*Instructions to follow*: Which lines in the data below contain the word "Does"? Pull each of them out.

======== Information provided ========

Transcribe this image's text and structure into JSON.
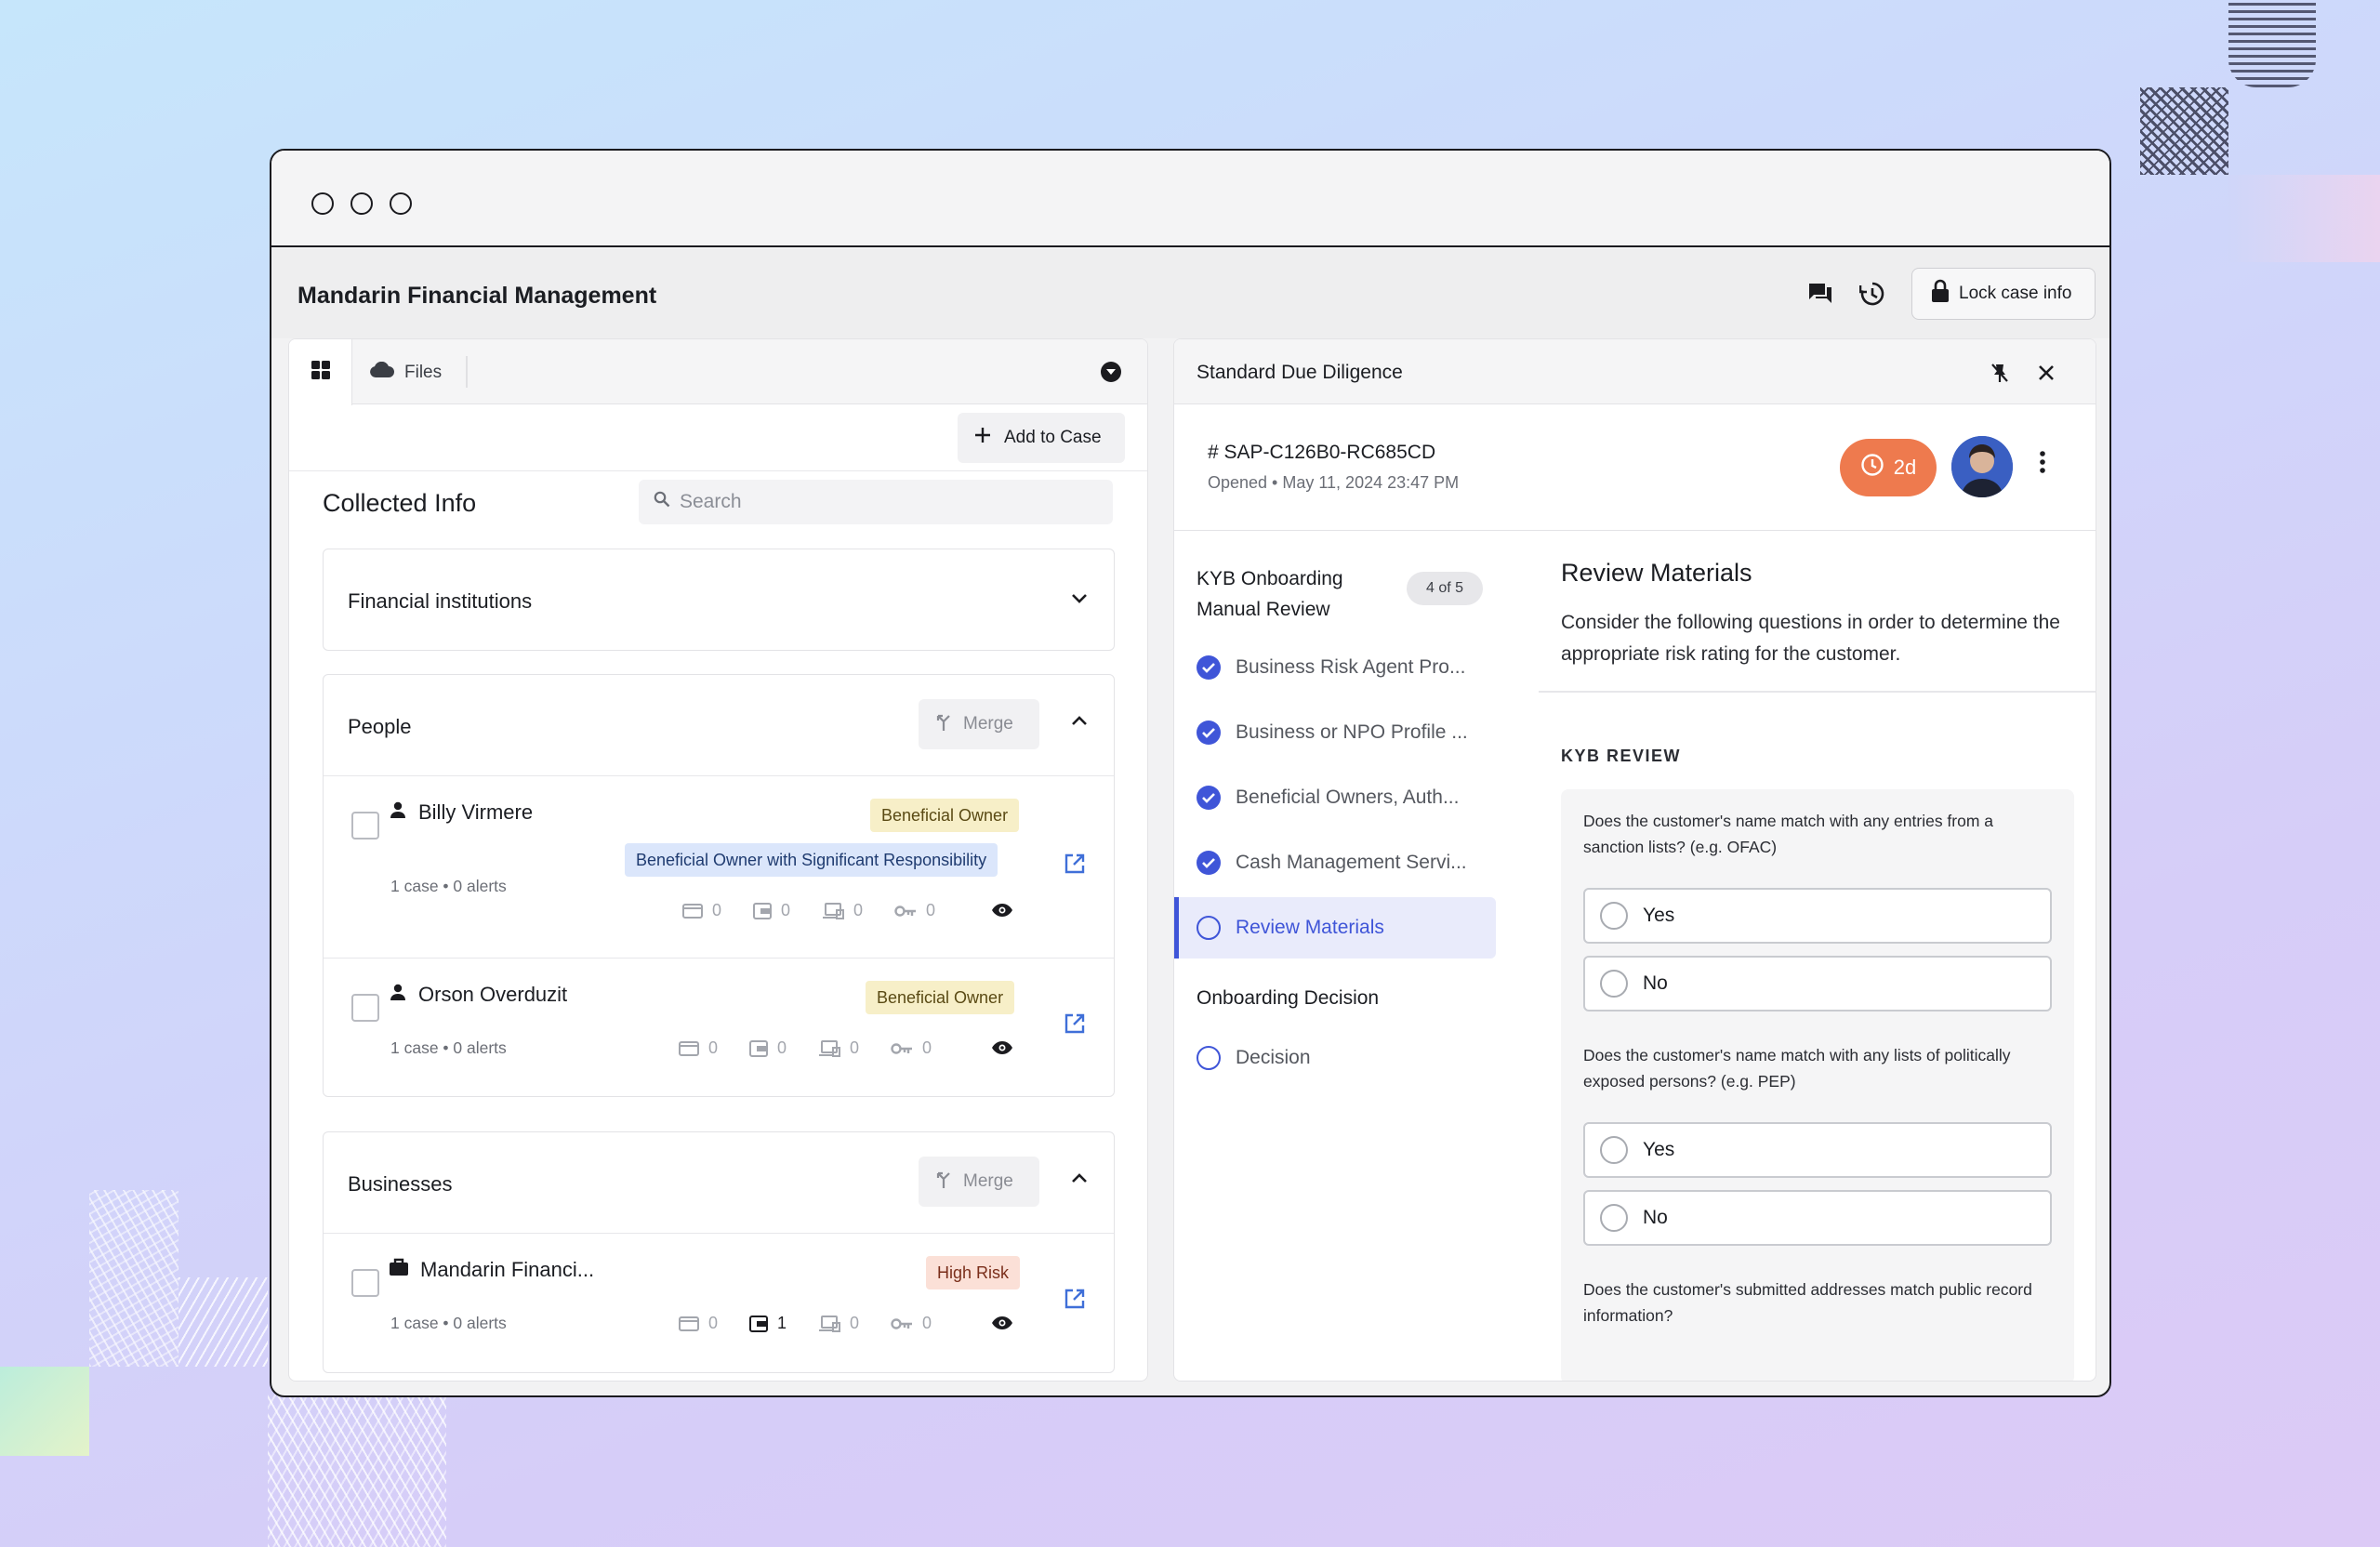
{
  "app": {
    "title": "Mandarin Financial Management",
    "lock_label": "Lock case info"
  },
  "left": {
    "tabs": {
      "files_label": "Files"
    },
    "add_to_case": "Add to Case",
    "collected_title": "Collected Info",
    "search_placeholder": "Search",
    "sections": {
      "financial": {
        "title": "Financial institutions"
      },
      "people": {
        "title": "People",
        "merge": "Merge",
        "rows": [
          {
            "name": "Billy Virmere",
            "meta": "1 case • 0 alerts",
            "badges": [
              "Beneficial Owner",
              "Beneficial Owner with Significant Responsibility"
            ],
            "stats": [
              "0",
              "0",
              "0",
              "0"
            ]
          },
          {
            "name": "Orson Overduzit",
            "meta": "1 case • 0 alerts",
            "badges": [
              "Beneficial Owner"
            ],
            "stats": [
              "0",
              "0",
              "0",
              "0"
            ]
          }
        ]
      },
      "businesses": {
        "title": "Businesses",
        "merge": "Merge",
        "rows": [
          {
            "name": "Mandarin Financi...",
            "meta": "1 case • 0 alerts",
            "badges": [
              "High Risk"
            ],
            "stats": [
              "0",
              "1",
              "0",
              "0"
            ]
          }
        ]
      }
    }
  },
  "right": {
    "header_title": "Standard Due Diligence",
    "case": {
      "id": "# SAP-C126B0-RC685CD",
      "opened": "Opened • May 11, 2024 23:47 PM",
      "timer": "2d"
    },
    "workflow": {
      "title_line1": "KYB Onboarding",
      "title_line2": "Manual Review",
      "count": "4 of 5",
      "steps": [
        {
          "label": "Business Risk Agent Pro...",
          "state": "done"
        },
        {
          "label": "Business or NPO Profile ...",
          "state": "done"
        },
        {
          "label": "Beneficial Owners, Auth...",
          "state": "done"
        },
        {
          "label": "Cash Management Servi...",
          "state": "done"
        },
        {
          "label": "Review Materials",
          "state": "active"
        }
      ],
      "decision_title": "Onboarding Decision",
      "decision_step": "Decision"
    },
    "review": {
      "title": "Review Materials",
      "description": "Consider the following questions in order to determine the appropriate risk rating for the customer.",
      "section_label": "KYB REVIEW",
      "questions": [
        {
          "text": "Does the customer's name match with any entries from a sanction lists? (e.g. OFAC)",
          "options": [
            "Yes",
            "No"
          ]
        },
        {
          "text": "Does the customer's name match with any lists of politically exposed persons? (e.g. PEP)",
          "options": [
            "Yes",
            "No"
          ]
        },
        {
          "text": "Does the customer's submitted addresses match public record information?",
          "options": []
        }
      ]
    }
  },
  "colors": {
    "accent": "#3f55d8",
    "timer": "#ee7a4e",
    "badge_owner": "#f7efc8",
    "badge_significant": "#dbe6fb",
    "badge_high_risk": "#fbe0d7"
  }
}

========

*Answer below*:
          "text": "Does the customer's name match with any entries from a sanction lists? (e.g. OFAC)",
          "text": "Does the customer's name match with any lists of politically exposed persons? (e.g. PEP)",
          "text": "Does the customer's submitted addresses match public record information?",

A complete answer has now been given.